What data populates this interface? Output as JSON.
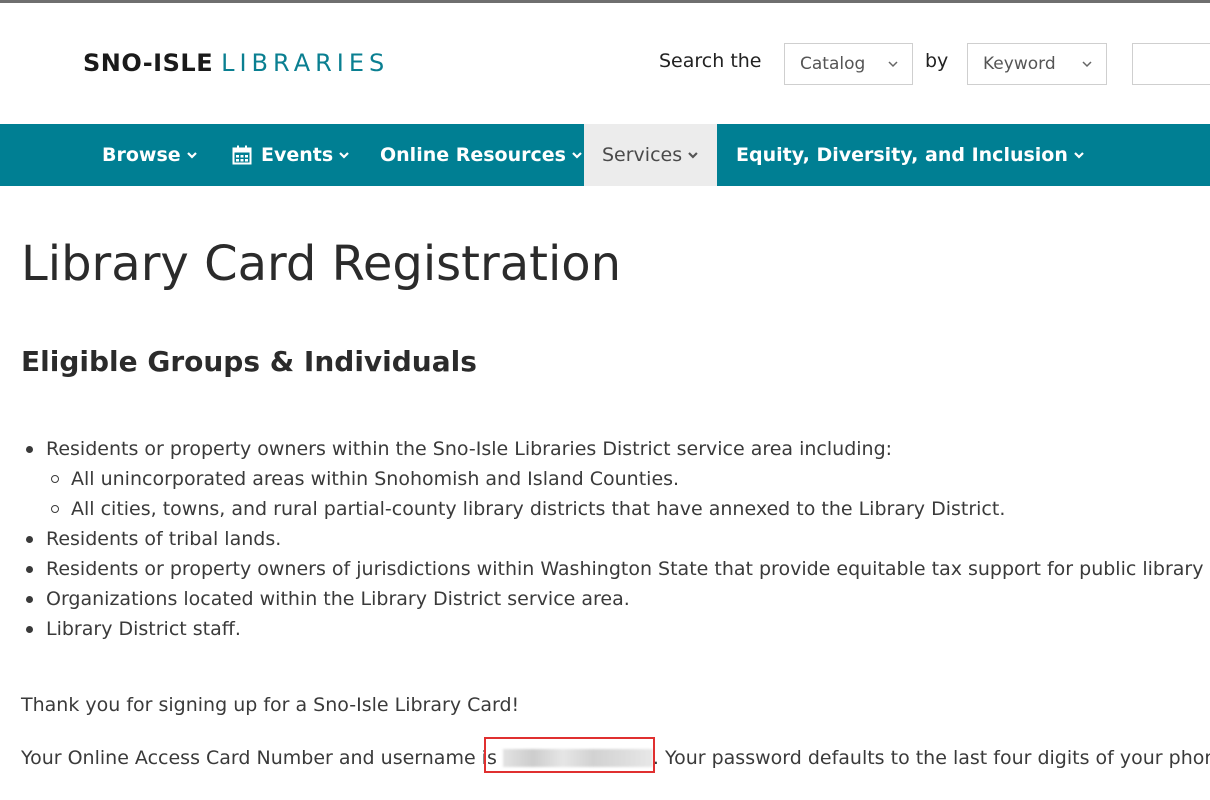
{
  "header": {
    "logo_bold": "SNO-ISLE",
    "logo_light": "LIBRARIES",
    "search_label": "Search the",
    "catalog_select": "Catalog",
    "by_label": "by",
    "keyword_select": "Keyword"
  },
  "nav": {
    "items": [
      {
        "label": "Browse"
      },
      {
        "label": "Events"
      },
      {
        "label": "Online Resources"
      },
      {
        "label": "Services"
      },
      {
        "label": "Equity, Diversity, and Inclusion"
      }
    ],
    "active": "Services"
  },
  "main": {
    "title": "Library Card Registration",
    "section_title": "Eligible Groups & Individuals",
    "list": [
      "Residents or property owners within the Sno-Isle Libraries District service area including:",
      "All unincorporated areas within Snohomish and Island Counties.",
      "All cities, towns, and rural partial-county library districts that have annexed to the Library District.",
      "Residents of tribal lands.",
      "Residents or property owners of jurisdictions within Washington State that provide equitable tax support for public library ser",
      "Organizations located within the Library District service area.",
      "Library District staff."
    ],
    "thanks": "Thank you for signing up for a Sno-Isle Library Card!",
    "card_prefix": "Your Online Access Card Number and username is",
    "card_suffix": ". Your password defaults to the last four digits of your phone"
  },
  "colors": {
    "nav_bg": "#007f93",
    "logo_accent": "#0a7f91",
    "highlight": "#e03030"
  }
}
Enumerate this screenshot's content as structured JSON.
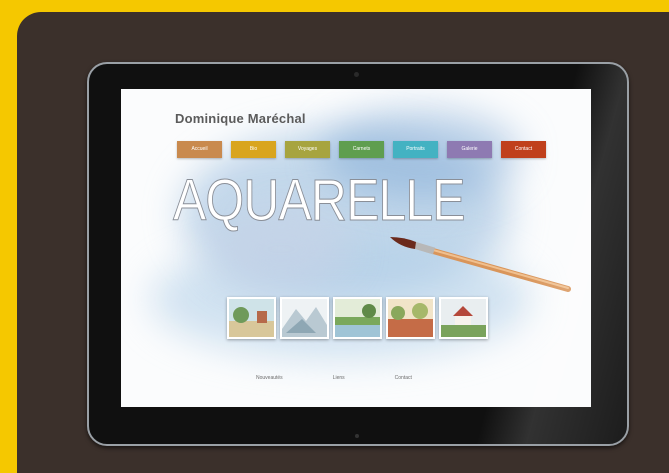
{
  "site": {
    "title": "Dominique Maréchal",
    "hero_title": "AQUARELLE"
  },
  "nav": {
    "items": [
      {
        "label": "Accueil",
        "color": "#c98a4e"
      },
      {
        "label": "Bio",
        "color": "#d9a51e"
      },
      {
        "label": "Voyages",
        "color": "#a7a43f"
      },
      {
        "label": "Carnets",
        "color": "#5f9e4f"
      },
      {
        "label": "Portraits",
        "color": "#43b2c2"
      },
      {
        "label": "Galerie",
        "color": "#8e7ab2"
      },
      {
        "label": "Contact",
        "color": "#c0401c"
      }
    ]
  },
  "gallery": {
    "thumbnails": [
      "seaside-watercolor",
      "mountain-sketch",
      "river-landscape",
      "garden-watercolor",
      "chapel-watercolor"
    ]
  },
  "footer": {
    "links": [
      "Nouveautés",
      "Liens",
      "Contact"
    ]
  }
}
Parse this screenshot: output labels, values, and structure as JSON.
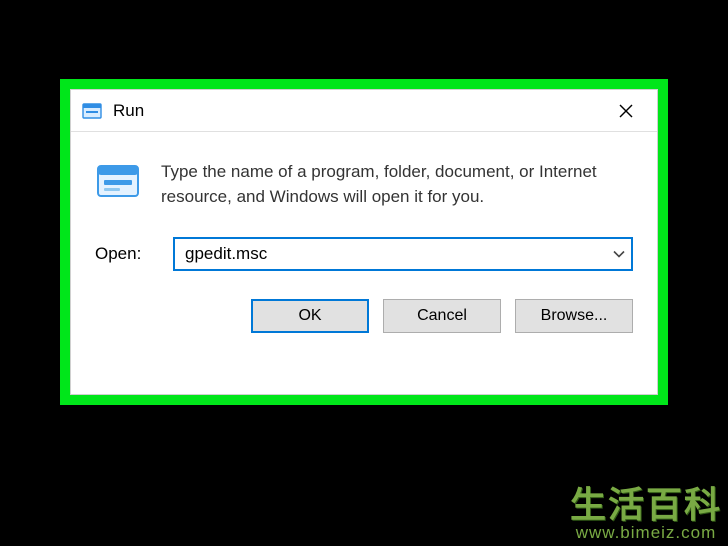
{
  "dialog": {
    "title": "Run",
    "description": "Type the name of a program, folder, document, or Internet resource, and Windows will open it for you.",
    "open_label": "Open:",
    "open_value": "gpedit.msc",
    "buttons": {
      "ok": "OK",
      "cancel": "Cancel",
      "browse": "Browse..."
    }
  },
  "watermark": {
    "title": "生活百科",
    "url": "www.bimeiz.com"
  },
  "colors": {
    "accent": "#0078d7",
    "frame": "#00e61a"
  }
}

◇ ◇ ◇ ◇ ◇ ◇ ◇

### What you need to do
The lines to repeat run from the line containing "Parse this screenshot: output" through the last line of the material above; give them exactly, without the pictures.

### Expected answer
Parse this screenshot: output labels, values, and structure as JSON.
{
  "dialog": {
    "title": "Run",
    "description": "Type the name of a program, folder, document, or Internet resource, and Windows will open it for you.",
    "open_label": "Open:",
    "open_value": "gpedit.msc",
    "buttons": {
      "ok": "OK",
      "cancel": "Cancel",
      "browse": "Browse..."
    }
  },
  "watermark": {
    "title": "生活百科",
    "url": "www.bimeiz.com"
  },
  "colors": {
    "accent": "#0078d7",
    "frame": "#00e61a"
  }
}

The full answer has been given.